Monday, December 20, 2004

Our PsyOps are different from your PsyOps

Goodness me, whatever will they think of next? Apparently, the recently launched EU operation in Bosnia (where the same NATO troops without most of the Americans merely exchanged one lot of badges for another) is considering the use of psychological operations (PsyOps). These will consist of them trying to persuade the local population that the troops are actually very friendly and want to bring peace and harmony. Oh, and also, please could you disarm and make our lives easier.

One EU military officer (nationality not mentioned) told the European Voice:
“In Bosnia, we see it [PsyOps] as a means to promote ethnic tolerance and to talk people into handing over illegal weapons. If you call it propaganda, that is OK. But propaganda is a loaded word. And our approach would be different to that of the US.”
Well, OF COURSE, it will be different. Ça va sans dire. Is not EVERYTHING the Europeans do different from the American approach? We fight wars differently, we spread propaganda differently.

Actually, the use of propaganda to fool the local population ….woops, sorry, to inform them of the good intentions of the invader goes back to at least the Trojan war. Was there not some business about a wooden horse? An early example of PsyOp, I’d say, though the Greeks did have an unfair advantage – those serpents from the sea.

Seriously, though, how will this differ from the sort of information sent over in British aircrafts during the Second World War? Even the European Voice article mentions NATO’s propaganda offensive against Milosevic during the last stages of the Yugoslav war and the American leaflets in Iraq.
“The US defence department defines PsyOps as operations to convey information to an audience in order to influence their emotions, motives and behaviour. Its purpose is to induce or reinforce attitudes favourable to a military undertaking. In Iraq, PsyOps have included broadcasting messages outside mosques and sending emails to senior personnel in Saddam Hussein’s army, offering them clemency in return for help in locating weapons of mass destruction.”
As usual, we are told that the Europeans’ approach will be different, “more a hearts and minds exercise” (though what the American one was if not a “hearts and minds exercise” it is hard to tell) without specifying what those differences are.

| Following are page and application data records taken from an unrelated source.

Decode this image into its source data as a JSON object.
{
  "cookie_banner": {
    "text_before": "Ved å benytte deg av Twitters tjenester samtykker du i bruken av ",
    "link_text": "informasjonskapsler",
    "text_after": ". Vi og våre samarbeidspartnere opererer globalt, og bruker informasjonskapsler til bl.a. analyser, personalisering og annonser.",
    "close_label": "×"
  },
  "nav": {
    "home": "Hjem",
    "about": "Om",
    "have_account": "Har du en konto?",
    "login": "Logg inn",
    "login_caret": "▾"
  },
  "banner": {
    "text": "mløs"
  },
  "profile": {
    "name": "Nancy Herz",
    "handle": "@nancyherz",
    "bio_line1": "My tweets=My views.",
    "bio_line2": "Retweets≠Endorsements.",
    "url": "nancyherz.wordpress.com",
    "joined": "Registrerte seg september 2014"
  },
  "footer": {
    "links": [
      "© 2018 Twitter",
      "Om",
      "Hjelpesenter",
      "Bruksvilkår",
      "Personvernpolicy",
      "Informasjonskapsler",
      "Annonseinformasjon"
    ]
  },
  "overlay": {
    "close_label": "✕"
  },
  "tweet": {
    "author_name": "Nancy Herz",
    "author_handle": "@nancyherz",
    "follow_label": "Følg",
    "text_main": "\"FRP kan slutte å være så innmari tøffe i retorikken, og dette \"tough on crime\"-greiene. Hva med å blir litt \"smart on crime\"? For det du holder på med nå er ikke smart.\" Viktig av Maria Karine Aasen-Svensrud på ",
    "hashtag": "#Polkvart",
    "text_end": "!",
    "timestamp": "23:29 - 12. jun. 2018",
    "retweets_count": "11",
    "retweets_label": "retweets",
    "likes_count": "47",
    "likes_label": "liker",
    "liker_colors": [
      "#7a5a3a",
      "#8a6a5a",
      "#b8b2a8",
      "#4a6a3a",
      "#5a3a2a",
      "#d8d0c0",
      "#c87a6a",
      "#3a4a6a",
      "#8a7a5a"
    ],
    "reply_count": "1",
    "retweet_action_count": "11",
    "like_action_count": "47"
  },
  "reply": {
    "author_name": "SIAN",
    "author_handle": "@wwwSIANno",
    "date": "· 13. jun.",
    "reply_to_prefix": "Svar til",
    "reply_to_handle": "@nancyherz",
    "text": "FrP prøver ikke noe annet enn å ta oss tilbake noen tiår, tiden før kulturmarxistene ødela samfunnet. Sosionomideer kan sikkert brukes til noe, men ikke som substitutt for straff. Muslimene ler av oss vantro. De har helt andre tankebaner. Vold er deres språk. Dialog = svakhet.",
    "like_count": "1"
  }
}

According to Daniel Keohane of the perestroika europhile Centre for European Reform:
“People tend to like Europeans more. If I was advising Javier Solana [the EU’s high representative for foreign affairs], I would say emphasize the holistic approach. Say ‘yes, we have soldiers in your country. But we also have aid workers, diplomats, judges. So this is not just about stopping a conflict but we care about the reconstruction of your country too’.”
Muddled thinking, I fear. People do not necessarily like Europeans more. There is no sign of that anywhere and, in particular, they do not like “Europeans” in Bosnia, where they have not forgotten that it was the EU and various “Europeans” who remained obsessed with keeping the failing Yugoslavia together and resisted all attempts either to arm the Bosnians or to help them against Milosevic’s murderous thugs.

There is, however, a difference if Mr Keohane is to be believed. The Americans and other members of the coalition send engineeers, experts in finance to help the launch of a new currency and other suchlike people. The EU is taking in aid workers, whose “achievements” in the Balkans have been seriously criticized by the Court of Auditors, diplomats and judges. More jobs for the boys and girls. Very useful. Very “European”.